_WORK TASK_:
Note how many lines of the data below hold the word "html", then give that number with no other text.

===== DATA EXTRACTS

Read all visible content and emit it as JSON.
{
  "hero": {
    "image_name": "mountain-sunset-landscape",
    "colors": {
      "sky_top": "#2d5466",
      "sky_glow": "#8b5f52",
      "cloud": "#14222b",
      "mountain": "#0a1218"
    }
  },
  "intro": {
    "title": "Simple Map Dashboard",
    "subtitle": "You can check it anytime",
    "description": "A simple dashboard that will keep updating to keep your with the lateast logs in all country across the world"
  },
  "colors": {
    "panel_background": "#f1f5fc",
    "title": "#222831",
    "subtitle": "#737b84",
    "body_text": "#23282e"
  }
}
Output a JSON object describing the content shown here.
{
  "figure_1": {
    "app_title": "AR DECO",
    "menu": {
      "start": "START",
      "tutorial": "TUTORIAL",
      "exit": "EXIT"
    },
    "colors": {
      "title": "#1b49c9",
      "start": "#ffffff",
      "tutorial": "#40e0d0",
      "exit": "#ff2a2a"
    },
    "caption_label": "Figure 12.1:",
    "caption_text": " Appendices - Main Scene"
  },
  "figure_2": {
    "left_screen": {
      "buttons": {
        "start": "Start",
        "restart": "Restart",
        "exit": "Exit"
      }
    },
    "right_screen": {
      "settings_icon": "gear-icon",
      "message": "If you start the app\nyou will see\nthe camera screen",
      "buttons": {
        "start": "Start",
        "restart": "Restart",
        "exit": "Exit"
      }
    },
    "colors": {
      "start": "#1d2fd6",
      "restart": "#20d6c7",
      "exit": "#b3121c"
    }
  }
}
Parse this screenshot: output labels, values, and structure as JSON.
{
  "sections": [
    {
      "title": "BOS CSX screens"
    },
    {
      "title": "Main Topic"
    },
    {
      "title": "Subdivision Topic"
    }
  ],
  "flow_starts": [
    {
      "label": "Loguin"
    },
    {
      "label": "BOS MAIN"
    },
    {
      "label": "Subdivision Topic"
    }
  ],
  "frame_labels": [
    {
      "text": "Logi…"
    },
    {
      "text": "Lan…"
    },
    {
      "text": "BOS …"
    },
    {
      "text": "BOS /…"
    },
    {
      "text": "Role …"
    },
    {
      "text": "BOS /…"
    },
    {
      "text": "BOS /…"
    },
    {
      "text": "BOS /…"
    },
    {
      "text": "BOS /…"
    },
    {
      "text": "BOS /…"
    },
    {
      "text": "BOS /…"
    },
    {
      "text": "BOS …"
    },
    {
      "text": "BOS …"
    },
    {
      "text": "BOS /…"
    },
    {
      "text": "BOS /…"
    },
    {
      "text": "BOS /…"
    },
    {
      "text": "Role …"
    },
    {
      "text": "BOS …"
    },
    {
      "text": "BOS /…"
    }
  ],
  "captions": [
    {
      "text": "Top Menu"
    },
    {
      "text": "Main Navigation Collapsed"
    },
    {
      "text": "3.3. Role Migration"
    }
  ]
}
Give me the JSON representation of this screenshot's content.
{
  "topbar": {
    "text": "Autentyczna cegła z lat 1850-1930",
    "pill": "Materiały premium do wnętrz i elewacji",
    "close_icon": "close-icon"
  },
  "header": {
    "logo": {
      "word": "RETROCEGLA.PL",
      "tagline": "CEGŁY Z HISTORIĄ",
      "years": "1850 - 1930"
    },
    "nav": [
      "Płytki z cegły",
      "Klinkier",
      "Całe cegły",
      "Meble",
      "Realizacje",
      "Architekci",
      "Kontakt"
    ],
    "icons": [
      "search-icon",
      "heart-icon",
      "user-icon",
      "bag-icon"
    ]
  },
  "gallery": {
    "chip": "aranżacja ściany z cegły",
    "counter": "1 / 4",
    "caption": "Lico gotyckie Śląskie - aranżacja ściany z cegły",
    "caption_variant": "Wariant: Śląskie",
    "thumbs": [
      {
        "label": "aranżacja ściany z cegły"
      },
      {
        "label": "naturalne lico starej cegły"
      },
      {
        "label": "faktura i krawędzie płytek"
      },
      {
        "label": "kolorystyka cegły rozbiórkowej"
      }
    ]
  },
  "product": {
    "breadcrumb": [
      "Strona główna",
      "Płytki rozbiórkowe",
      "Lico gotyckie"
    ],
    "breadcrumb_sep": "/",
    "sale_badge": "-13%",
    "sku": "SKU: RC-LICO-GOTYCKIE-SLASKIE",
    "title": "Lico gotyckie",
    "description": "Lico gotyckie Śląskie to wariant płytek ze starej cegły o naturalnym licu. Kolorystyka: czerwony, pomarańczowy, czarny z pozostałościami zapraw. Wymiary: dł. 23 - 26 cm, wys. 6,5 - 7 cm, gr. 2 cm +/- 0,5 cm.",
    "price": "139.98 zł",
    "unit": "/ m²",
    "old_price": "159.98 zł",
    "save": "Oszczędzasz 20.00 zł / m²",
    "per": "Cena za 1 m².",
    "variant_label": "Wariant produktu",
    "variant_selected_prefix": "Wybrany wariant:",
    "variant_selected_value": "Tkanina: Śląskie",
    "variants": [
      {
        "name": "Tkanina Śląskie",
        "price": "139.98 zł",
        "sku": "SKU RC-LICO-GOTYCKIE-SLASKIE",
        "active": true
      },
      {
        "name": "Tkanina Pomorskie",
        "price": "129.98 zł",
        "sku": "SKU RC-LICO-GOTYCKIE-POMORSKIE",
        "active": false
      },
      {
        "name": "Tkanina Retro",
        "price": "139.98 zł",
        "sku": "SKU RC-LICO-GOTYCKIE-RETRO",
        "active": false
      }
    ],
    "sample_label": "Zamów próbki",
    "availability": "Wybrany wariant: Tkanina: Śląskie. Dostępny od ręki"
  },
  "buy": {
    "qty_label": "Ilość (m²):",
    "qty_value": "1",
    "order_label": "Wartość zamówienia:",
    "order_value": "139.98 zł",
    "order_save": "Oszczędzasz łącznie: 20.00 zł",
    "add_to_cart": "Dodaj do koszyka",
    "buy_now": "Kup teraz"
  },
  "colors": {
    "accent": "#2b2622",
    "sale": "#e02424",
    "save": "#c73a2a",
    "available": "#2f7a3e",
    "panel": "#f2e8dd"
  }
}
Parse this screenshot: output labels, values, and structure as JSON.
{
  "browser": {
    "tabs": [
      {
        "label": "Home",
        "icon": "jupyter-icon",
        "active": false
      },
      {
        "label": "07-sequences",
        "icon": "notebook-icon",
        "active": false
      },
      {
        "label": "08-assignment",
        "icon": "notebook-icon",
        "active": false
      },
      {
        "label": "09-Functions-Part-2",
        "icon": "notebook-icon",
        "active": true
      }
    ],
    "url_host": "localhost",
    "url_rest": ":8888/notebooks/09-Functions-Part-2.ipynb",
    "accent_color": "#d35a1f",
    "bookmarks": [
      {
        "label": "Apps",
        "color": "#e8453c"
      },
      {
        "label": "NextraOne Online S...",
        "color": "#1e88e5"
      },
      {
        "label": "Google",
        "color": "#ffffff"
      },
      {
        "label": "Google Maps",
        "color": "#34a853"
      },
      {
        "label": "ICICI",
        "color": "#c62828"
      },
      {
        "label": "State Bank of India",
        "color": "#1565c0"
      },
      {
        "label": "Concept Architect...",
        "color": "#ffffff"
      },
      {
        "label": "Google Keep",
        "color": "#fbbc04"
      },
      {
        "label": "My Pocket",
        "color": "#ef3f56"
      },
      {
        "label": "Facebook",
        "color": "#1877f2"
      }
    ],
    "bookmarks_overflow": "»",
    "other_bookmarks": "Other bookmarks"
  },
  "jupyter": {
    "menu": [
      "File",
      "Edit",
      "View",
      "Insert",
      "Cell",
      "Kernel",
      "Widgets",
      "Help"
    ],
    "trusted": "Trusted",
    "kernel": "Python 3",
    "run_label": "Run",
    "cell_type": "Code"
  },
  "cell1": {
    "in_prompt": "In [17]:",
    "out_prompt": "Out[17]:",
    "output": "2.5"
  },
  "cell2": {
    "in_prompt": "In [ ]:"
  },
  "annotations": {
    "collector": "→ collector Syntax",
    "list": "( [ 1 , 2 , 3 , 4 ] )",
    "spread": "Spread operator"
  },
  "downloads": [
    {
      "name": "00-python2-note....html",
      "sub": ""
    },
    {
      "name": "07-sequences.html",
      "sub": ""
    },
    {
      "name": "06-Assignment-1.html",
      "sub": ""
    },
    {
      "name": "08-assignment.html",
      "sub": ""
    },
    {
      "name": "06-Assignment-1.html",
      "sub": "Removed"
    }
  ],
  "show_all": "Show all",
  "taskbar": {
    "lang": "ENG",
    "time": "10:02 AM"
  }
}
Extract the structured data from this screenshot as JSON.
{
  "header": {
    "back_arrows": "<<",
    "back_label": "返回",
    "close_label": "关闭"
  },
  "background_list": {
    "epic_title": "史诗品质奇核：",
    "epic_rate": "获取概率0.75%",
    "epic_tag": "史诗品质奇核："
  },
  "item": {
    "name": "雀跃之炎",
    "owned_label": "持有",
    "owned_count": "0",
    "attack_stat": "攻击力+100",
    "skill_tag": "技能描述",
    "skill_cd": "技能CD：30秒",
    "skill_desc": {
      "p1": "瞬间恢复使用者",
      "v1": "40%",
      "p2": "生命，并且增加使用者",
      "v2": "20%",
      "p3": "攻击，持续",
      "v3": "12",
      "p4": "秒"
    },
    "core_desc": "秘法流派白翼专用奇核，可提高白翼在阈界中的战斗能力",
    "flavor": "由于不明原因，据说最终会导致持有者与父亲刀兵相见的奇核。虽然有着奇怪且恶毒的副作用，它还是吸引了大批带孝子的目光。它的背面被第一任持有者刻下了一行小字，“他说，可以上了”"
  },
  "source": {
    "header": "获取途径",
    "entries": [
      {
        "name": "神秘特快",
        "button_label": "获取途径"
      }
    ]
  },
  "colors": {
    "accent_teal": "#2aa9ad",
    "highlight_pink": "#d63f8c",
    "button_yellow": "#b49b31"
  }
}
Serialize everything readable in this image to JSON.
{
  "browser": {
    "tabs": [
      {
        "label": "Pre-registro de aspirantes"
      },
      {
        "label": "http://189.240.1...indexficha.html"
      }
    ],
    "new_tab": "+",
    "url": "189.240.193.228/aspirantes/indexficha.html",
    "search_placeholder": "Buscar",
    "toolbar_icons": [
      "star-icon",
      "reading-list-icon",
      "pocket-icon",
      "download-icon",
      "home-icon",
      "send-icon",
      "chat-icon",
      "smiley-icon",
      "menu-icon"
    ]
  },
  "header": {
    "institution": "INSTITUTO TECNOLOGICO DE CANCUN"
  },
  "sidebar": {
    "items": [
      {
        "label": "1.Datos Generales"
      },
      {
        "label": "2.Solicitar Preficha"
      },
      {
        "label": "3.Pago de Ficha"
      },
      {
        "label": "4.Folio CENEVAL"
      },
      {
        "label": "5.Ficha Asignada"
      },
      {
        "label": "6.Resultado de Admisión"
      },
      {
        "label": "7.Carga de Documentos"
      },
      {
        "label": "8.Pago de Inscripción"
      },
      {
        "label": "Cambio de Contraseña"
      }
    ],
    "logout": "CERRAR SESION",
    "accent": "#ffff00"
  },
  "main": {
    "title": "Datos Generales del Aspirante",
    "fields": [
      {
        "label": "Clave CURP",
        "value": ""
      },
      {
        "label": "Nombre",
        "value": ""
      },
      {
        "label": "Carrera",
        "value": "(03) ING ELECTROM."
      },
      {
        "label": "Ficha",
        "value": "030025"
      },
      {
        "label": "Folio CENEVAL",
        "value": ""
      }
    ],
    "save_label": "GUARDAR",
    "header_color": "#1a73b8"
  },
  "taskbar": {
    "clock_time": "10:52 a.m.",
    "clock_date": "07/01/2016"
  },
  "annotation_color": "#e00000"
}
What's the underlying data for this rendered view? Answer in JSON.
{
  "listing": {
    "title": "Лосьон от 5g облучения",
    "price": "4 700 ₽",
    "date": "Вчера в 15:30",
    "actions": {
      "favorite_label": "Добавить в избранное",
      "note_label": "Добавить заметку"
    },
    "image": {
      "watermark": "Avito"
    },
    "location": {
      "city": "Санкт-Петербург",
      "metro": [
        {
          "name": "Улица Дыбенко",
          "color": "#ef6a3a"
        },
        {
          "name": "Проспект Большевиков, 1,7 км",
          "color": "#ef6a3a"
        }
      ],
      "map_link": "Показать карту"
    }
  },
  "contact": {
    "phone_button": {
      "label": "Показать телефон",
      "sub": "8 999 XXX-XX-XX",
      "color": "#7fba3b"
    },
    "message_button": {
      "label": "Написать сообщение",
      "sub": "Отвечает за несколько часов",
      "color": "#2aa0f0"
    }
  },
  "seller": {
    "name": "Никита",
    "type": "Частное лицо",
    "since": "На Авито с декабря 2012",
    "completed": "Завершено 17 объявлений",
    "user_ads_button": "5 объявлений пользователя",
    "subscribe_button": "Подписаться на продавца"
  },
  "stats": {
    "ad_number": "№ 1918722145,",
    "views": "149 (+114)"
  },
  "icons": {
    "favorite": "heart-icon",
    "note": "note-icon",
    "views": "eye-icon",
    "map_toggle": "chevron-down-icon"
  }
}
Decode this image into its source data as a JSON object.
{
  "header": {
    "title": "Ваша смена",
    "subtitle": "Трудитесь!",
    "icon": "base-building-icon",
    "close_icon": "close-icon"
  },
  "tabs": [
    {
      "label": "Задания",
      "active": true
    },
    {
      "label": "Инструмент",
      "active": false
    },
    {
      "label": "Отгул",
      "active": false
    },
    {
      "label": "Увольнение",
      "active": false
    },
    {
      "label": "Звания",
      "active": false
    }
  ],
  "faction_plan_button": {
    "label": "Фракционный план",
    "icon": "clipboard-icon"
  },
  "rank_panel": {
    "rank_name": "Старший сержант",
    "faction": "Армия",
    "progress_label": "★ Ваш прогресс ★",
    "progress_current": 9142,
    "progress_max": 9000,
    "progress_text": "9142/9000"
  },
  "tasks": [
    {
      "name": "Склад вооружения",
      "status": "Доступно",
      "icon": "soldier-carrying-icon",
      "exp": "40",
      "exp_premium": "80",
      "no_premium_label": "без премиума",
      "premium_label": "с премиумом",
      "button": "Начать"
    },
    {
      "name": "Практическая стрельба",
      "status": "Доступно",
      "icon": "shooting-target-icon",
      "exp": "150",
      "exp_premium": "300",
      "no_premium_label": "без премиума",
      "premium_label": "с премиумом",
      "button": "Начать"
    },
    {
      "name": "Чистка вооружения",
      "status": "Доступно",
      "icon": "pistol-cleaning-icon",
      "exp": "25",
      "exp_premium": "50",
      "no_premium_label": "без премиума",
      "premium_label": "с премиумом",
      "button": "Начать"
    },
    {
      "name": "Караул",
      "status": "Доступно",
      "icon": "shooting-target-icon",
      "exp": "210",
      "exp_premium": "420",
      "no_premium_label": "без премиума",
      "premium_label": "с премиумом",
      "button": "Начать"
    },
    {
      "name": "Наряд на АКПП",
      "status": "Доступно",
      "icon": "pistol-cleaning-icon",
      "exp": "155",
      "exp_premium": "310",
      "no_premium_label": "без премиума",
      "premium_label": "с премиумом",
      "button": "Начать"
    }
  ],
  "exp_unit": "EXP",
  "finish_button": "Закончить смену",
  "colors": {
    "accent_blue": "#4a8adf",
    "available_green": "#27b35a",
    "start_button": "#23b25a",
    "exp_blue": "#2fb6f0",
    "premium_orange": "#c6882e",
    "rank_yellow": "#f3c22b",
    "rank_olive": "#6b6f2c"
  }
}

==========

_SOLUTION_:
7